At the other end of the spectrum is small-cap merchant power producer Atlantic Power. Headquartered in Boston, MA, AT is incorporated in British Columbia and trades on the Toronto exchange with a secondary listing on the NYSE. This may cause some confusion among investors as the dividends are subject to the Canadian 15% tax withholdings and share prices are subject to currency fluctuations between the Canadian Loonie and the US Dollar.
Founded in 2004, AT has been growing by acquisition with the latest merger with Capital Power Income almost doubling revenues. Atlantic Power has interest in 32 generating facilities, a biomass plant under construction in Georgia, and an 83-mile FERC-regulated transmission line in California. In addition, AT owns a position in privately-held Rollcast Energy, a biomass facility developer and operator.
Atlantic Power currently generates about 2,300 megawatts, tiny compared to Southern Company. AT is mainly natural gas fuel-based, with natural gas making up 76% of generating capacity, biomass 9%, hydro 6%, coal 5%, and wind 2%. By location, generating plants are widely diversified with the US Southeast comprising 24% of their asset base, US Central 23%, US Northeast 22%, Canada 15%, and the US West and Southwest 8% each.
Atlantic Power is slowly turning its P&L into more Profit and less Loss. While the company has not yet reached profitability, EPS are improving with 2014 anticipated to be its first profitable year. However, EBITDA has been growing from $94 million in 2009 to an anticipated $365 million next year, and operating cash flow has grown from $50 million to $192 million, respectively.
The average PPA has a life expectancy of about 11 years. However, the company is in the process of renegotiating expiring PPAs for two plants in Florida, Lake and Auburndale natural gas plants. There is the possibility of final 2013 contract negotiations will result in a 60% reduction in distributions to AT from these facilities, which may prompt management to either sell the plants or bring in third-party partial owners.
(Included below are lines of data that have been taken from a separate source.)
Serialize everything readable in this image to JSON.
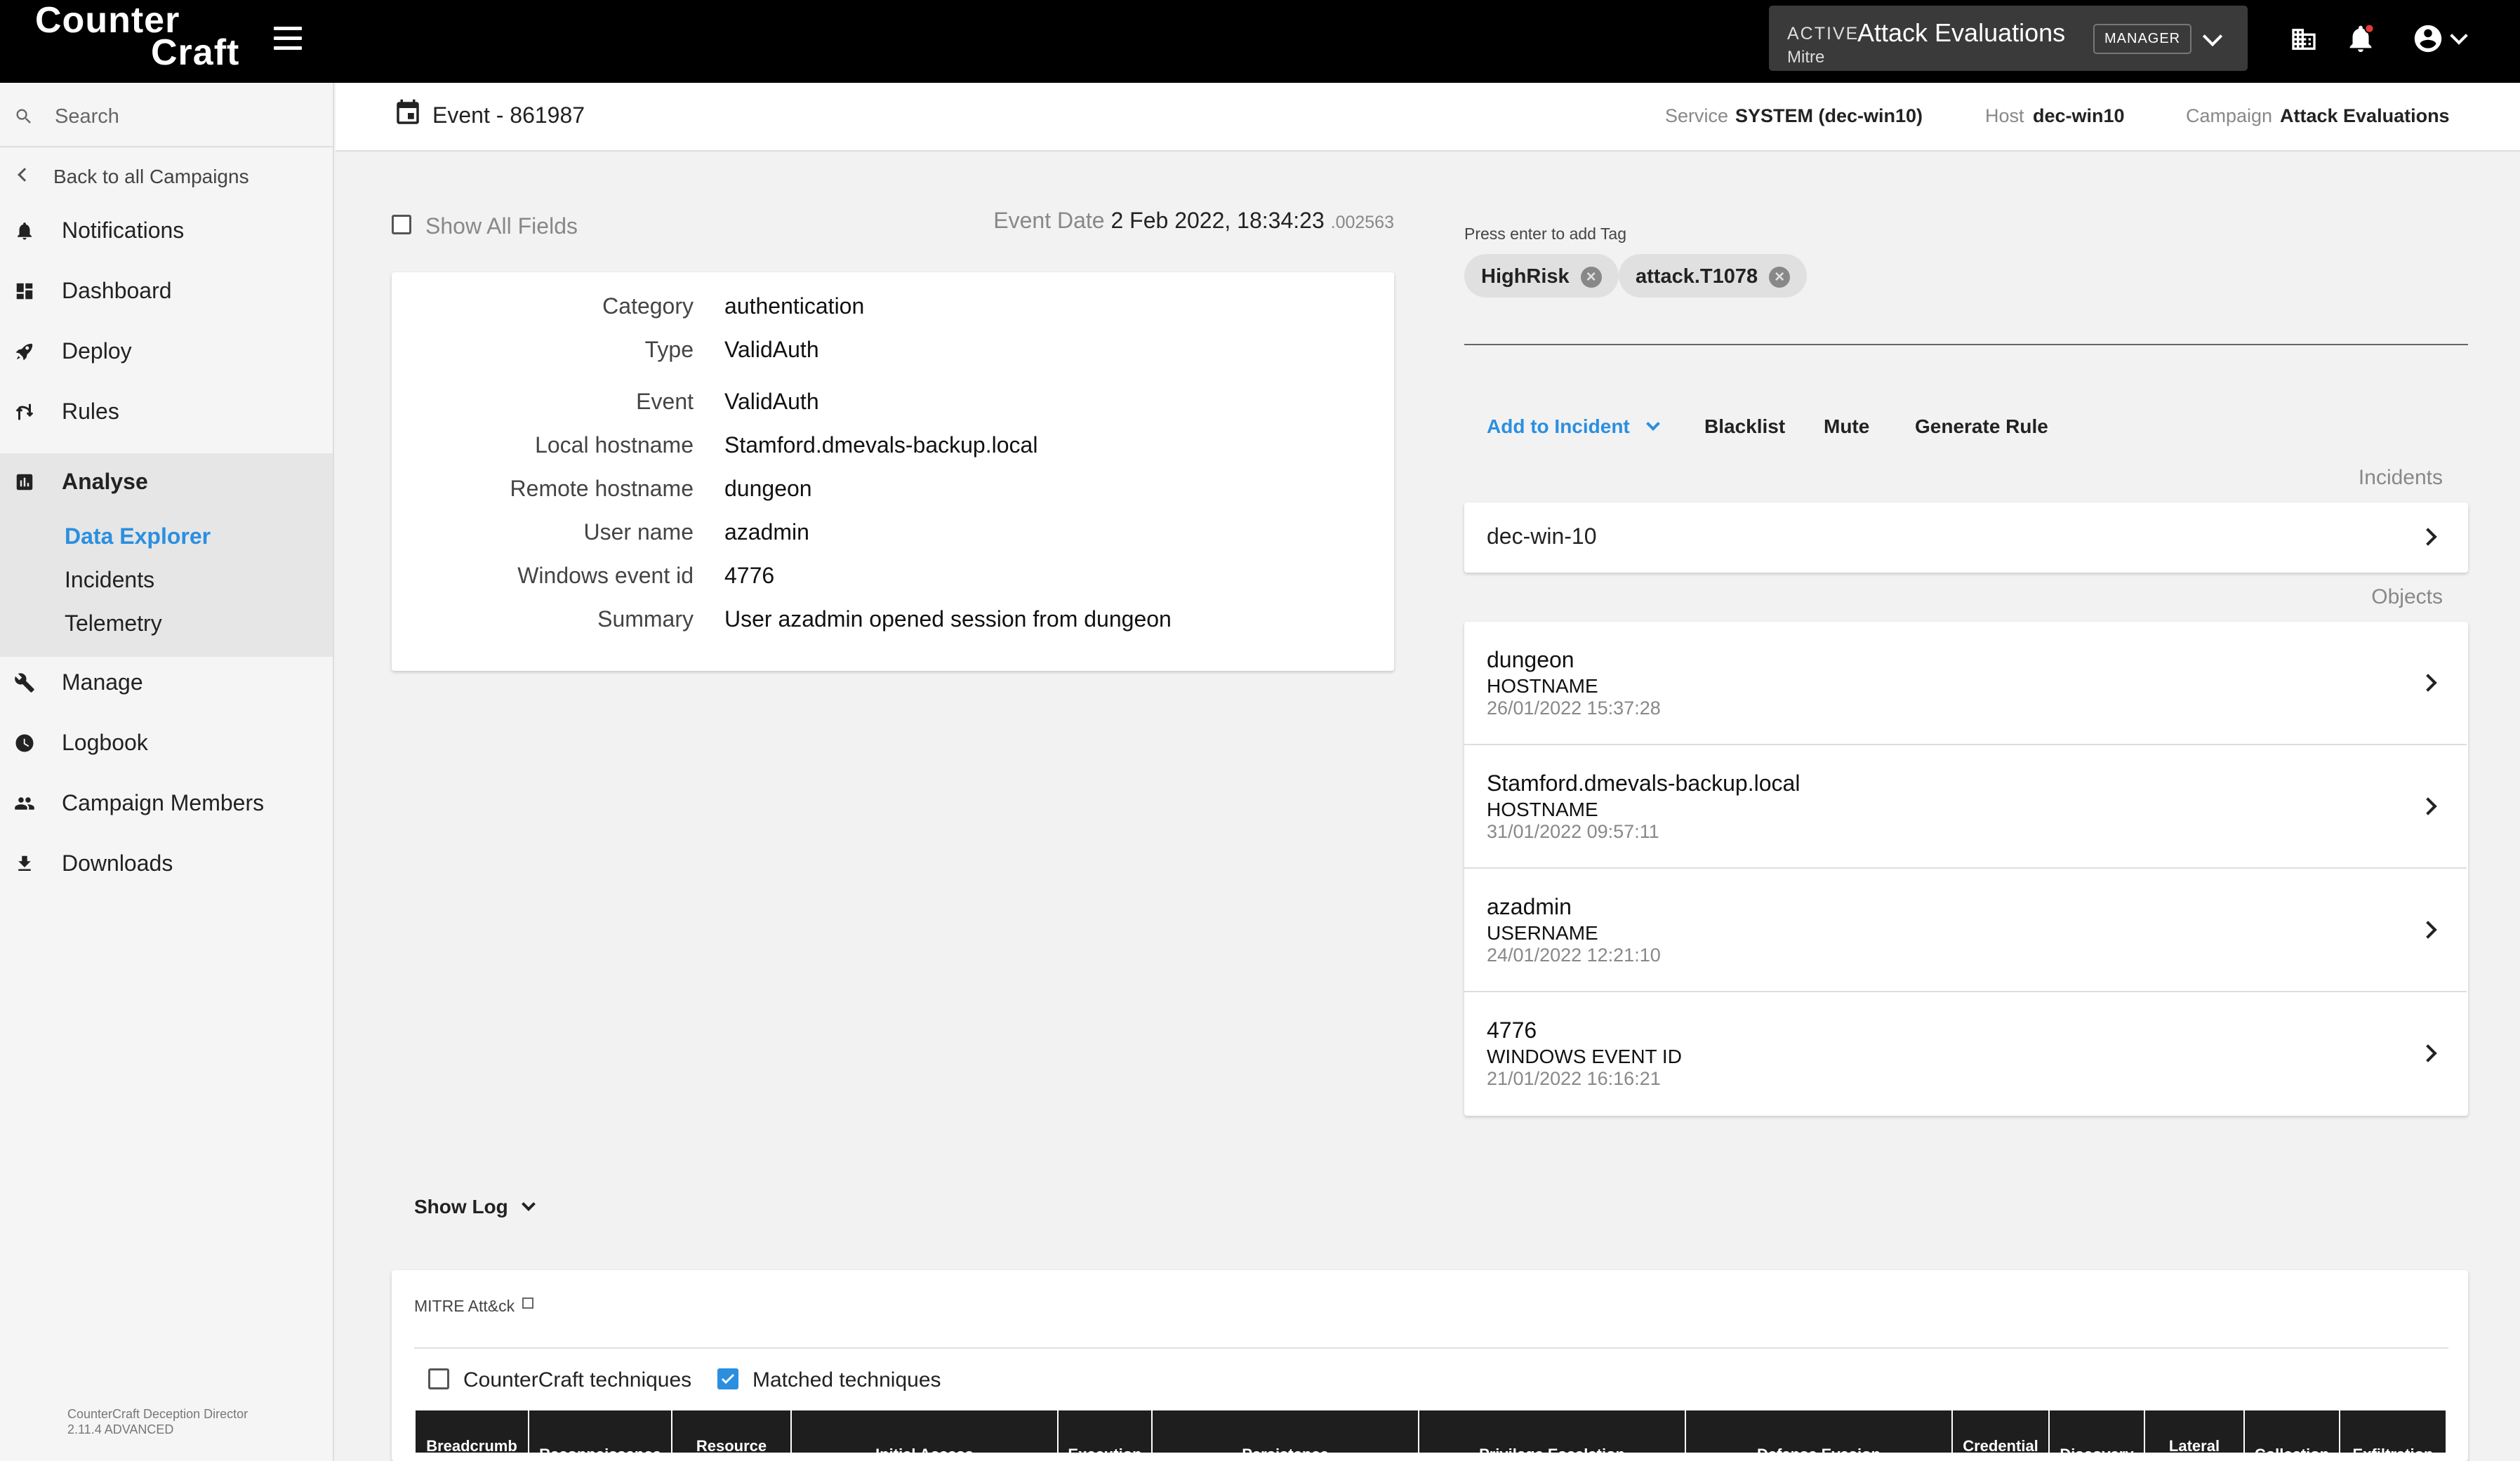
{
  "topbar": {
    "logo_line1": "Counter",
    "logo_line2": "Craft",
    "campaign_status": "ACTIVE",
    "campaign_name": "Attack Evaluations",
    "campaign_org": "Mitre",
    "role_badge": "MANAGER"
  },
  "sidebar": {
    "search_placeholder": "Search",
    "back_label": "Back to all Campaigns",
    "items": [
      {
        "label": "Notifications",
        "icon": "bell-icon"
      },
      {
        "label": "Dashboard",
        "icon": "dashboard-icon"
      },
      {
        "label": "Deploy",
        "icon": "rocket-icon"
      },
      {
        "label": "Rules",
        "icon": "rules-icon"
      },
      {
        "label": "Analyse",
        "icon": "chart-icon"
      },
      {
        "label": "Manage",
        "icon": "wrench-icon"
      },
      {
        "label": "Logbook",
        "icon": "clock-icon"
      },
      {
        "label": "Campaign Members",
        "icon": "people-icon"
      },
      {
        "label": "Downloads",
        "icon": "download-icon"
      }
    ],
    "analyse_sub": [
      "Data Explorer",
      "Incidents",
      "Telemetry"
    ],
    "version_line1": "CounterCraft Deception Director",
    "version_line2": "2.11.4 ADVANCED"
  },
  "header": {
    "event_title": "Event - 861987",
    "service_label": "Service",
    "service_value": "SYSTEM (dec-win10)",
    "host_label": "Host",
    "host_value": "dec-win10",
    "campaign_label": "Campaign",
    "campaign_value": "Attack Evaluations"
  },
  "event": {
    "show_all_fields": "Show All Fields",
    "date_label": "Event Date",
    "date_value": "2 Feb 2022, 18:34:23",
    "date_fraction": ".002563",
    "fields": [
      {
        "key": "Category",
        "value": "authentication"
      },
      {
        "key": "Type",
        "value": "ValidAuth"
      },
      {
        "key": "Event",
        "value": "ValidAuth"
      },
      {
        "key": "Local hostname",
        "value": "Stamford.dmevals-backup.local"
      },
      {
        "key": "Remote hostname",
        "value": "dungeon"
      },
      {
        "key": "User name",
        "value": "azadmin"
      },
      {
        "key": "Windows event id",
        "value": "4776"
      },
      {
        "key": "Summary",
        "value": "User azadmin opened session from dungeon"
      }
    ]
  },
  "tags": {
    "hint": "Press enter to add Tag",
    "items": [
      "HighRisk",
      "attack.T1078"
    ]
  },
  "actions": {
    "add_to_incident": "Add to Incident",
    "blacklist": "Blacklist",
    "mute": "Mute",
    "generate_rule": "Generate Rule"
  },
  "incidents": {
    "heading": "Incidents",
    "items": [
      "dec-win-10"
    ]
  },
  "objects": {
    "heading": "Objects",
    "items": [
      {
        "name": "dungeon",
        "type": "HOSTNAME",
        "date": "26/01/2022 15:37:28"
      },
      {
        "name": "Stamford.dmevals-backup.local",
        "type": "HOSTNAME",
        "date": "31/01/2022 09:57:11"
      },
      {
        "name": "azadmin",
        "type": "USERNAME",
        "date": "24/01/2022 12:21:10"
      },
      {
        "name": "4776",
        "type": "WINDOWS EVENT ID",
        "date": "21/01/2022 16:16:21"
      }
    ]
  },
  "show_log": "Show Log",
  "mitre": {
    "title": "MITRE Att&ck",
    "cc_techniques": "CounterCraft techniques",
    "matched_techniques": "Matched techniques",
    "matched_checked": true,
    "columns": [
      "Breadcrumb",
      "Reconnaissance",
      "Resource",
      "Initial Access",
      "Execution",
      "Persistence",
      "Privilege Escalation",
      "Defense Evasion",
      "Credential",
      "Discovery",
      "Lateral",
      "Collection",
      "Exfiltration"
    ]
  },
  "colors": {
    "accent": "#2b8fe0",
    "topbar": "#000000",
    "sidebar_active": "#e6e6e6"
  }
}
With the merger with Capital Power came an increase in the dividend to match the distribution of CP. However, dividend growth will be very much muted going forward as the current payout ratio exceeds 100% of earnings and about 100% of operating cash flow. There are 113 million shares outstanding, net debt is $1.8 billion, and Return on Invested Capital stands at about 12%. The current yield is 7.8%.
While neither Southern Company nor Atlantic Power offer much capital gains potential over the short-term, both should adequately reward current investors over the longer-term - SO from a total return basis of 4% cash return and 4% share price growth and AT from a current yield basis of almost 8%. Both are generally considered as a "Hold" by most broker firms.
Below is a 5-year stock chart comparing SO and AT to the S&P broad-based large-cap utility ETF, XLU:
Southern Company offers excellent quality of management and stability of business. Atlantic Power offers a high yield supported by a growing business. Either stock could be bought today based on these expectations.
Authors Note: Please review important disclaimer in Mr. Parepoynt's profile.
Disclosure: I am long AT. I wrote this article myself, and it expresses my own opinions. I am not receiving compensation for it (other than from Seeking Alpha). I have no business relationship with any company whose stock is mentioned in this article.